"Business and industry should increase self regulation, guided by appropriate codes, charters and initiatives integrated into all elements of business planning and decision-making, and fostering openness and dialogue with employees and the public." 
The question then is what steps can be taken by a TNC to promote environmental responsibility? Some measure that may be taken include redefining the company policy to incorporate the triple bottom line of sustainable development i.e., economic prosperity, environmental quality and social equity. Second, the company can devise sustainability targets and indicators in order to better fulfil their responsibility. Third, progress in achieving targets must be measured and reported. Fourth, TNCs must move beyond mere compliance in the long-term and also seek to work with suppliers to enhance environmental performance by involving market players along the entire product supply chain. 
Principle 9 of the Global Compact provides that businesses should encourage the development and diffusion of environmentally friendly technologies.  Environmentally sound technologies has been defined in Agenda 21 as those that protect the environment, are less polluting, use resources in a more sustainable manner, recycle a large quantity of their wastes and lastly handle residual wastes in a more acceptable manner than the technologies for which they were substitutes.  It must be noted that the term technologies is not limited to equipment and includes within its ambit know-how and organisational and managerial procedures.

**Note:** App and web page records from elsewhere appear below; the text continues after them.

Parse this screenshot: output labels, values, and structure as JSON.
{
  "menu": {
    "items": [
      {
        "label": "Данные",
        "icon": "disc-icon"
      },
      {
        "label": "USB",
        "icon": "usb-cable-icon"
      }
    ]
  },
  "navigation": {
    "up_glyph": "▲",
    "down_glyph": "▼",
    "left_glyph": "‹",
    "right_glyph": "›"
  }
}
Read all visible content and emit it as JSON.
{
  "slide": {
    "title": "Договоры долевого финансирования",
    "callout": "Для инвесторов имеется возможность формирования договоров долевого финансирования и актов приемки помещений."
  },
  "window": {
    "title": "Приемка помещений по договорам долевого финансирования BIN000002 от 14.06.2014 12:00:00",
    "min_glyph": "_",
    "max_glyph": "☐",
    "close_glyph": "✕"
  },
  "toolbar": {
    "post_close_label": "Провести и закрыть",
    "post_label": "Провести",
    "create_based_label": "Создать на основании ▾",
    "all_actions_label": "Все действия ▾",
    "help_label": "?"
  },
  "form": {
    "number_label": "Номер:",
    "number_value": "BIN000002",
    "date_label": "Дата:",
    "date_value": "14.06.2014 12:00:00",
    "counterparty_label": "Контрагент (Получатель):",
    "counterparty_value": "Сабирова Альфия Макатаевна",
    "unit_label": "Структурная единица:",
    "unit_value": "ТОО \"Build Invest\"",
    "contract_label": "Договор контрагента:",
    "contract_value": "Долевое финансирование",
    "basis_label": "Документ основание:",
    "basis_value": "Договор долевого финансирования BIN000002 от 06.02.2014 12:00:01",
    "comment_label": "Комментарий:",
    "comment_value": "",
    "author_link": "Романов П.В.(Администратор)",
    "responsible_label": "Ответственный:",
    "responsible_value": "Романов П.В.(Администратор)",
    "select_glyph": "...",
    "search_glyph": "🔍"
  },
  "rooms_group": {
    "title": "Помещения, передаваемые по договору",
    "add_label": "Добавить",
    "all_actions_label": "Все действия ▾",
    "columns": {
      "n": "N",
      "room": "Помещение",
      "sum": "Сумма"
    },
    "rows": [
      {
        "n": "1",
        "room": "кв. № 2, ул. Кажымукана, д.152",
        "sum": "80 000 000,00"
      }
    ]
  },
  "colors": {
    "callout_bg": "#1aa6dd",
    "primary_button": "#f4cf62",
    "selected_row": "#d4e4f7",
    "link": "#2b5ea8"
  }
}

The key benefits of environmentally friendly technologies are the reduction in the use of raw materials leading to increased efficiency, the creation of new business opportunities thereby enhancing the overall competitiveness of the company and long-term economic benefits alongside environmental benefits.  Some of the strategic approaches that may be taken to improve technology include refocusing research and development towards 'design for sustainability'., employment of Environmental Technology Assessments (EnTA) and co-operating with industry partners to ensure that 'best available technology' is available to other organizations. 
The confrontation of economic progress and corporate responsibility to protect the environment is unlikely to see a complete resolution any time in the near future. The debate on acceptable corporate behaviour environmental disclosure norms will persist in the media, the legislature and the judiciary. This debate is likely only to intensify in the various fora where protocols to the climate and waste Conventions are being drafted. The debate will also be carried forward by NGOs involved in sustainable development campaigns. With such rising prominent debate on the issue, TNC s will be left with no option but to take voluntary pro-active steps to enhance environmental management practices and minimize risks and hazards from products, processes and services. While this may be the case, it is unlikely that the near future will see the acceptance of universally acceptable international norms on the role that TNCs must play in the protection of the environment. One can only hope that future international forums will build on the breakthrough provided by the Rio Conference and in addition to defining standards with stricter precision, also develop strict mechanisms for implementation to ensure that all TNCs are forced to make their business practices compatible with the object of safeguarding the environment.